“Strange Waste” is the latest sonic conjuring by Detroit-based Punk metallers, Child Bite. An EP with such a distinctive title and manic musical aggression clearly needed a fitting cover—an image to convey (or contain) the madness inside. That’s why vocalist/multi-instrumentalist, Shawn Knight, decided to take the bull by the horns and create the recording’s artwork.
The result is partly disturbing and psychedelic but also beautiful to look at. Metal Band Art briefly interviewed Shawn about the process of putting his vision together—and at the service of his band’s music.
Who came up with the idea/concept for this cover and what inspired it?
SK: I generally do the art for our band, so the rest of the guys trust me to come up with whatever direction I feel like pursuing. We title our records as a group; each submitting a couple ideas and then we vote on them. This time around Clancy (bassist) submitted the winning title, “Strange Waste.” So I had that to work with – ha! I also write the lyrics for our songs, which are often every day topics written in a colorful, fantastic way. Other tunes are totally abstract, while others are fictional stories. This leaves visual interpretation pretty wide open. The only constant throughout this latest era of the band (2012-now) has been my illustrations & bright colors. As far as the concept for this particular release, it was more inspired by me just wanting to draw a large scale, fucked up landscape. A strange wasteland?
As one of the band’s members… was it a natural progression for you to be in charge of designing the artwork?
SK: Definitely. I’ve been doing art & music for as long as I can remember, and they always overlap. Early memories include trying to emulate Pushead’s Metallica skulls in my middle school notebooks. I handled the art for all of my high school bands tapes & flyers. I’ve always handled the art for Child Bite records & merch (either completely or collaboration), but it wasn’t until “Monomania” (2012) that I established a look for the band to stick with.

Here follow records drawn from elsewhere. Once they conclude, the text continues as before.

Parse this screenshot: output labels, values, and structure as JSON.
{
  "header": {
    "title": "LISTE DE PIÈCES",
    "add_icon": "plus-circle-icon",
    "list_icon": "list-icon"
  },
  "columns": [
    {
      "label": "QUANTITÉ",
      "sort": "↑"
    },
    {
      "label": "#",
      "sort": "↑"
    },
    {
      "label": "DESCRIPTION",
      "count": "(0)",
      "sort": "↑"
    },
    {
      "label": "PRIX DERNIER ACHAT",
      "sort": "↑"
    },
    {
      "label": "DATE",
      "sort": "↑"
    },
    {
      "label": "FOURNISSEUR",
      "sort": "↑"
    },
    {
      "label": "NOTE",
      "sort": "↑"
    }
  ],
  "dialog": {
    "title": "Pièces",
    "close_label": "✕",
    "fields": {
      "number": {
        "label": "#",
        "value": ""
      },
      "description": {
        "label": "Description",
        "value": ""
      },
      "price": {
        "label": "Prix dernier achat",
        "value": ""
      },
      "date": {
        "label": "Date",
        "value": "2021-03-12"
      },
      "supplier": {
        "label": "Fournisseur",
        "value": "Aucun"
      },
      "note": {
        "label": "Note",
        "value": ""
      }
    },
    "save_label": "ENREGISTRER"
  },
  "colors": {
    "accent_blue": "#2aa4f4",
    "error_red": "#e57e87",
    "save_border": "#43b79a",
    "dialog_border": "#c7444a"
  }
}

It makes sense for a band to handle as many of the non-music responsibilities as possible themselves. Nobody is ever going to care about your band as much as you do. Plus, you can’t beat the price.
What’s the technique/medium you used to create the artwork?
SK: All of my illustrations are done with Sharpies and then colored in Photoshop. Usually I draw small portions of a piece, scan the pieces and then assemble in the computer. This time around I wanted to do a single large scale illustration, so I bought a 40″x20″ art board to serve as my canvas. I sketched it all out in pencil, inked it, and then had a friend photograph the black & white piece. At this point I attempted some watercolors, which I failed at miserably. At that point I resorted back to the black & white photograph (my real life version of hitting the “save” button). I colored it digitally while watching/listening to a 4 hour documentary about the Nightmare on Elm Street films; it was the perfect length. It’s good to try new things, but there’s also nothing wrong with playing to your strengths & utilizing tried & true methods, especially when a project is due yesterday.
Have you designed artworks for any other bands/artist?
SK: I have been pretty lucky to work with several of my favorite bands. Usually it has been through my poster work, and once in a while that leads to more work. Carcass, the Misfits, Goblin, tons of rad bands. What’s even more exciting is when I have been able to work on art directly for the band to use on some sort of merchandise; that’s an even bigger validation. I was particularly excited to have Faith No More hire me for several tour shirts. Having my art on a Napalm Death hoodie was pretty fucking cool too.